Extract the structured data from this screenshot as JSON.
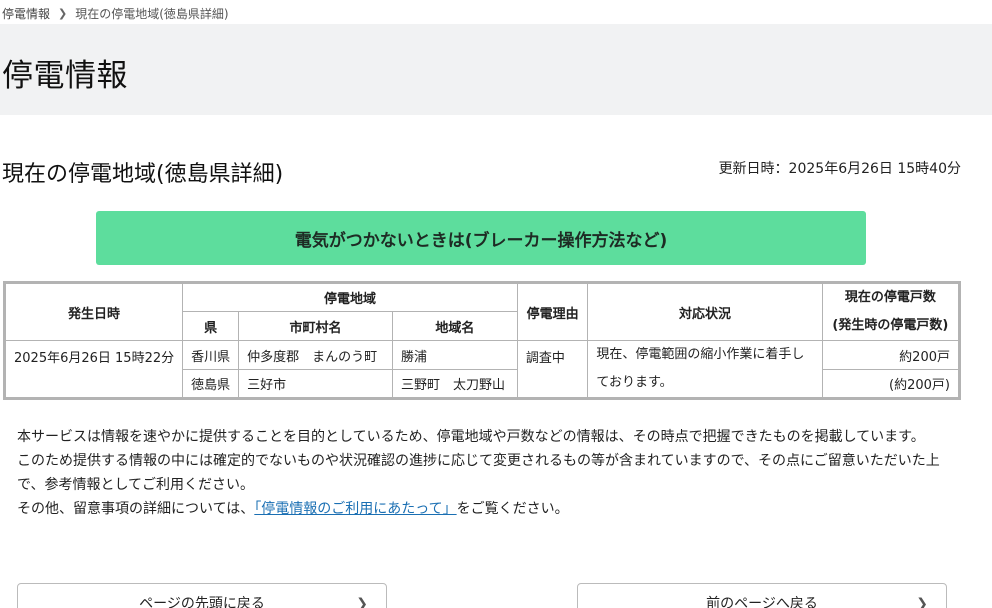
{
  "breadcrumb": {
    "home": "停電情報",
    "current": "現在の停電地域(徳島県詳細)"
  },
  "header": {
    "title": "停電情報"
  },
  "section": {
    "title": "現在の停電地域(徳島県詳細)",
    "updated": "更新日時：2025年6月26日 15時40分"
  },
  "action_button": {
    "label": "電気がつかないときは(ブレーカー操作方法など)"
  },
  "table": {
    "headers": {
      "occurred": "発生日時",
      "area": "停電地域",
      "prefecture": "県",
      "municipality": "市町村名",
      "district": "地域名",
      "reason": "停電理由",
      "status": "対応状況",
      "households_line1": "現在の停電戸数",
      "households_line2": "(発生時の停電戸数)"
    },
    "row": {
      "occurred": "2025年6月26日 15時22分",
      "reason": "調査中",
      "status": "現在、停電範囲の縮小作業に着手しております。",
      "current_households": "約200戸",
      "initial_households": "(約200戸)",
      "areas": [
        {
          "prefecture": "香川県",
          "municipality": "仲多度郡　まんのう町",
          "district": "勝浦"
        },
        {
          "prefecture": "徳島県",
          "municipality": "三好市",
          "district": "三野町　太刀野山"
        }
      ]
    }
  },
  "notice": {
    "line1": "本サービスは情報を速やかに提供することを目的としているため、停電地域や戸数などの情報は、その時点で把握できたものを掲載しています。",
    "line2": "このため提供する情報の中には確定的でないものや状況確認の進捗に応じて変更されるもの等が含まれていますので、その点にご留意いただいた上で、参考情報としてご利用ください。",
    "line3_prefix": "その他、留意事項の詳細については、",
    "line3_link": "「停電情報のご利用にあたって」",
    "line3_suffix": "をご覧ください。"
  },
  "nav": {
    "top_label": "ページの先頭に戻る",
    "back_label": "前のページへ戻る",
    "chevron": "chevron-right-icon"
  }
}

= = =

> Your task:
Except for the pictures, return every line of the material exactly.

> Output below:
Extract the structured data from this screenshot as JSON.
{
  "breadcrumb": {
    "home": "停電情報",
    "current": "現在の停電地域(徳島県詳細)"
  },
  "header": {
    "title": "停電情報"
  },
  "section": {
    "title": "現在の停電地域(徳島県詳細)",
    "updated": "更新日時：2025年6月26日 15時40分"
  },
  "action_button": {
    "label": "電気がつかないときは(ブレーカー操作方法など)"
  },
  "table": {
    "headers": {
      "occurred": "発生日時",
      "area": "停電地域",
      "prefecture": "県",
      "municipality": "市町村名",
      "district": "地域名",
      "reason": "停電理由",
      "status": "対応状況",
      "households_line1": "現在の停電戸数",
      "households_line2": "(発生時の停電戸数)"
    },
    "row": {
      "occurred": "2025年6月26日 15時22分",
      "reason": "調査中",
      "status": "現在、停電範囲の縮小作業に着手しております。",
      "current_households": "約200戸",
      "initial_households": "(約200戸)",
      "areas": [
        {
          "prefecture": "香川県",
          "municipality": "仲多度郡　まんのう町",
          "district": "勝浦"
        },
        {
          "prefecture": "徳島県",
          "municipality": "三好市",
          "district": "三野町　太刀野山"
        }
      ]
    }
  },
  "notice": {
    "line1": "本サービスは情報を速やかに提供することを目的としているため、停電地域や戸数などの情報は、その時点で把握できたものを掲載しています。",
    "line2": "このため提供する情報の中には確定的でないものや状況確認の進捗に応じて変更されるもの等が含まれていますので、その点にご留意いただいた上で、参考情報としてご利用ください。",
    "line3_prefix": "その他、留意事項の詳細については、",
    "line3_link": "「停電情報のご利用にあたって」",
    "line3_suffix": "をご覧ください。"
  },
  "nav": {
    "top_label": "ページの先頭に戻る",
    "back_label": "前のページへ戻る",
    "chevron": "chevron-right-icon"
  }
}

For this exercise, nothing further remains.